Upon her return to the States, Levin worked in Washington, DC at a day care center with Latino children, for an Office of Economic Opportunity program dealing with the legal problems of seniors, and for a family service agency.

Levin is “very attached to SSA” and in 2002 returned to talk with students and faculty, and to lecture and show images of her work. Some of her sculpture was exhibited in the SSA lobby. Her advice to current students is: “A Masters degree in social work is marvelously versatile. It opens up a wide range of employment opportunities, both within traditional social work settings and in alternative venues.

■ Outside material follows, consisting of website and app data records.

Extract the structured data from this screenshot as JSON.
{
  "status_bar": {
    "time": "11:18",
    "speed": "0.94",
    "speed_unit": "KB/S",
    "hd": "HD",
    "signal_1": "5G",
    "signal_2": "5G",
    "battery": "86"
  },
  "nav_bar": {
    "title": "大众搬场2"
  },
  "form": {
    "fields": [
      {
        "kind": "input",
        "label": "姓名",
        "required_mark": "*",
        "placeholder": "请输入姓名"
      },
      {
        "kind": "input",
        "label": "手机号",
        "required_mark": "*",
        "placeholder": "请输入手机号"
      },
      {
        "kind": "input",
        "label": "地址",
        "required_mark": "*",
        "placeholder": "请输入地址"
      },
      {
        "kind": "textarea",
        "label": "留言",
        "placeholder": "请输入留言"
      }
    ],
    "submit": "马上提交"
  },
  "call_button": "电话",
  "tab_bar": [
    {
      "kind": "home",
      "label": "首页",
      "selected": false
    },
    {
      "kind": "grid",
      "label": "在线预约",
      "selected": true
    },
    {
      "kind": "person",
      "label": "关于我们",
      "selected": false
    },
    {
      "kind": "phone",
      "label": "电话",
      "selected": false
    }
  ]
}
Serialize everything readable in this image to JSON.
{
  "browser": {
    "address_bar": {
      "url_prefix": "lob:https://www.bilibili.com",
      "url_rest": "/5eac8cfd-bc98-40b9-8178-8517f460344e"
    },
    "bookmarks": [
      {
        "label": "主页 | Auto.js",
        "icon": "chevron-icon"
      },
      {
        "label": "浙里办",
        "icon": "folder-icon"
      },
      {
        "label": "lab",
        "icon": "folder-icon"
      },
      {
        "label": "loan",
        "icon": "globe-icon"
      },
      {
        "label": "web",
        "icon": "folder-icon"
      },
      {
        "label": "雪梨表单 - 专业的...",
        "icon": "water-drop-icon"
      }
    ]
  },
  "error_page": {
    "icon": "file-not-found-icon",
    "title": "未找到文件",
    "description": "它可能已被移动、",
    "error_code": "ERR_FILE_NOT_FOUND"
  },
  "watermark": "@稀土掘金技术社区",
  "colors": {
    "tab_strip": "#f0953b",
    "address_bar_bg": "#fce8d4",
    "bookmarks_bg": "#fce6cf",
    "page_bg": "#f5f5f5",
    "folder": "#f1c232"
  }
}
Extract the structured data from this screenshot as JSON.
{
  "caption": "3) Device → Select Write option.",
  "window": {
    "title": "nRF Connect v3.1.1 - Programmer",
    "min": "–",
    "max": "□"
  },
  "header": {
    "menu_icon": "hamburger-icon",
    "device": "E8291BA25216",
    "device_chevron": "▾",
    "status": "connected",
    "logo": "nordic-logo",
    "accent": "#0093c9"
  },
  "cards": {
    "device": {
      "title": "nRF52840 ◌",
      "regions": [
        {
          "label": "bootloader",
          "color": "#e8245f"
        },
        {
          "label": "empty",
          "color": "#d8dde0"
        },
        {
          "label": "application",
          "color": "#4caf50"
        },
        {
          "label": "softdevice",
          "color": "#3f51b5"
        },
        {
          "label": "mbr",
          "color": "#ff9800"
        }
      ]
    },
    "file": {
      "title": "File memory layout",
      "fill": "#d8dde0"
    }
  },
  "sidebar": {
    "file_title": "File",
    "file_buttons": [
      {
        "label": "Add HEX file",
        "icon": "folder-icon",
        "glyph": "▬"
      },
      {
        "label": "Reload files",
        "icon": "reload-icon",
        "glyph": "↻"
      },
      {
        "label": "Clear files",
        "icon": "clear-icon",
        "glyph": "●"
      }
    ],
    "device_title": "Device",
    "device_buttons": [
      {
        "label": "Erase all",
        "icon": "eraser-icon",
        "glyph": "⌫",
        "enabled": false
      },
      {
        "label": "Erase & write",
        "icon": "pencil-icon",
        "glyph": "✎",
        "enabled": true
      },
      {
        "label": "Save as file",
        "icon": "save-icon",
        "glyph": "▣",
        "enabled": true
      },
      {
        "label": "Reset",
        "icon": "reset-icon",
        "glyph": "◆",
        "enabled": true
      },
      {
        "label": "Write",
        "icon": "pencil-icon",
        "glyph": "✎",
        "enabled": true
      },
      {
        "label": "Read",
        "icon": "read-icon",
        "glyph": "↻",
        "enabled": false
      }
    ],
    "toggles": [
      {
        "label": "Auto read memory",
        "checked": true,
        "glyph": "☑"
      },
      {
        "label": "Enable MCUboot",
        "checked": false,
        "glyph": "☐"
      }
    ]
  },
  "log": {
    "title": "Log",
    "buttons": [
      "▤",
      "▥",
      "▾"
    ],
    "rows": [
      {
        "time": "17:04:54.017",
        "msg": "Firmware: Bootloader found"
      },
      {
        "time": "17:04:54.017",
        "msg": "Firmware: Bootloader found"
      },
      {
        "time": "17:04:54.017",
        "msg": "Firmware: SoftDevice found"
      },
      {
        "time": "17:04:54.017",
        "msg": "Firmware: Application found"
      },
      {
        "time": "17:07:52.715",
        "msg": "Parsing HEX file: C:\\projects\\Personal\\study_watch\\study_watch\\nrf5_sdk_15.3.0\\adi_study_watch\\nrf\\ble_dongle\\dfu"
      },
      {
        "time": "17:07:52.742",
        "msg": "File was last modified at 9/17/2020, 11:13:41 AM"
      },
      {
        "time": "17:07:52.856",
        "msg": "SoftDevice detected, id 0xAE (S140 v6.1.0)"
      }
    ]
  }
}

In addition, I’ve found my social work training very useful in a personal way,” says Levin.


Full Circle

Recently, she brought her artistic talents and social work skills to a program at the Kreeger Museum in Washington, DC and is conducting small interactive tours and discussions with early to intermediate stage Alzheimer’s patients. “Conversations” at the Kreeger Museum: A Program for Individuals Living with Alzheimer’s Disease and Their Caregivers is modeled after a program at the Museum of Modern Art in New York City (Meet Me at MOMA). The Kreeger is the first museum in the Washington DC area to offer such a program. The program is free of charge to patients, family members and caregivers.

For many patients, art brings a palpable sense of joy and peace. “Conversations” hopes to stimulate memories associated with a visitor’s past as well as new thoughts and group conversation. “We try to stimulate all our participant’s senses,” says Levin, “from the visual, (through a magnificent art collection), to the auditory (with masterful piano playing by a volunteer pianist) and sense of touch as well. We distribute sculpture tools, brushes and other objects that have a distinctive feel.”

Levin helped develop this program as a volunteer. She became involved at the request of Kreeger Museum Director, Judy Greenberg, who was visiting Levin’s sculpture studio when she noticed that the sculptor also had social work credentials. Along with Kreeger Museum personnel, Levin had meetings with researchers from the National Institutes of Health, and professors and statisticians from Howard University. She has led many tours herself, together with “Conversations” Program Director, Derya Samadi, and has recruited program participants. Levin has watched “Conversations” grow and gain status within the arts community and the community of people servicing Alzheimer’s patients. -- Julie Jung


To learn more about Carol Gellner Levin’s work and see her sculptures, visit